CARING FOR OUR KIDS
Planning the perfect playdate
Scheduling: For preschoolers, timing is everything. A playdate too close to or during naptime can be a recipe for disaster. Ideally, you want to find a time that your children are going to be at their best so they will be able to enjoy the experience without being overtired. Second to timing is making sure your child is ready and comfortable with a “drop-off” playdate. This may mean you invite the parent to come and stay for the first playdate or you might also want to meet at a park or museum with both parents present.
Communication with the other parent is paramount for scheduling and necessary to establish a level of trust. If I am hosting someone else’s child, I always like to find out about any food allergies or special concerns. I also make sure to exchange contact information including phone numbers, e-mail, and home addresses. Finally, agree on a pick-up time and be on time. The key for preschoolers is to keep playdates short and sweet – one and a half to two hours is plenty of time.

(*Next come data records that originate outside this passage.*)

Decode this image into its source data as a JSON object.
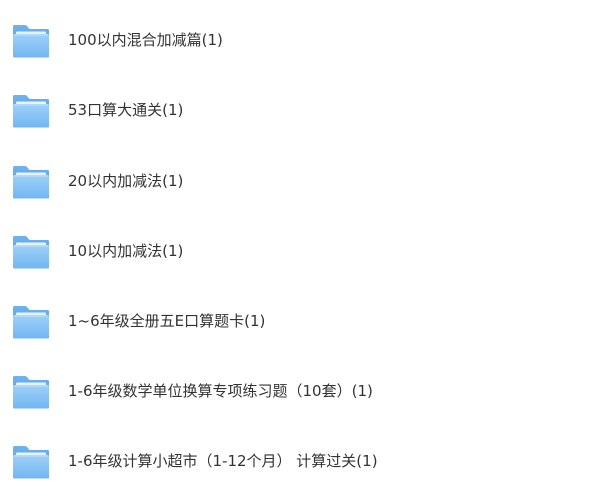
{
  "folders": [
    {
      "label": "100以内混合加减篇(1)",
      "icon": "folder-icon"
    },
    {
      "label": "53口算大通关(1)",
      "icon": "folder-icon"
    },
    {
      "label": "20以内加减法(1)",
      "icon": "folder-icon"
    },
    {
      "label": "10以内加减法(1)",
      "icon": "folder-icon"
    },
    {
      "label": "1~6年级全册五E口算题卡(1)",
      "icon": "folder-icon"
    },
    {
      "label": "1-6年级数学单位换算专项练习题（10套）(1)",
      "icon": "folder-icon"
    },
    {
      "label": "1-6年级计算小超市（1-12个月） 计算过关(1)",
      "icon": "folder-icon"
    }
  ],
  "colors": {
    "folder_back": "#5aa6ea",
    "folder_front_top": "#9ed0f8",
    "folder_front_bottom": "#72b6f2",
    "label_text": "#333333"
  }
}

The invite: For toddlers, playdates are about getting the parents together, so it makes sense to target children whose parents you like. By preschool, many children are ready for a drop-off playdate and usually have ideas or opinions about whom they would like to invite. The parents should always handle the actual invitation, but it is important to let your child take the lead on whom to invite. In our house, after several stressful playdates, we now limit the invite to just one other friend. Whether it is a sibling or another friend, the old saying really is true – “three is a crowd.” When one sibling has a playdate, it can be hard for the other sibling who wants to be included. I try to give the child who is not having the playdate special time and keep him or her distracted with a separate project or game.
Activities: Planning ahead and having a few fun activities ready will help get things off to a good start and help break the ice. I always like to include food or a snack as an activity. Low blood sugar can really derail a playdate quickly. Cooking and art projects are great ways to keep the children engaged and it gives them something to take home as a memento. Baking cookies or making crepe paper mosaics are a few of our favorites. Games are also a great way to get everyone engaged, but do not be surprised if all the children want to do is “play.” It is very exciting to be at someone else’s house and exploring all his or her toys. This can also be hard for young children who are still mastering the art of sharing. We put away any toys or special things that my children think they might not be able to share before the playdate starts, and this helps reduce any arguments.
In our house, the only hard rule on activities we have is no “screen time” during playdates. This means no television shows, movies or iPad games. There is definitely a time for these things, but I believe it is best to stay clear of media time and let the children enjoy each other and use their imagination to play. Cleanup time is always the last activity – though necessary, it is not always the most fun in their minds. I usually like to give a 10-minute warning before cleanup starts and then try to make it fun by turning on some music to see if they can clean everything up before the song ends. It always amazes me how motivating music can be.
Playdates are a great way to help children work on social skills like sharing and conflict resolution. As parents, our role is to be present but not to hover. It is important to communicate rules and be there to help resolve any scuffles but also to give them space to work things out on their own.
So whether you are planning a playdate for the last few weeks of summer or as a way to get to know a new classmate in the fall, I hope these tips help ensure your next playdate goes off without a hitch.
Liz Farrell lives in San Francisco and is the mother of two young children. She was formerly a television producer in Washington, D.C. and San Francisco. E-mail: firstname.lastname@example.org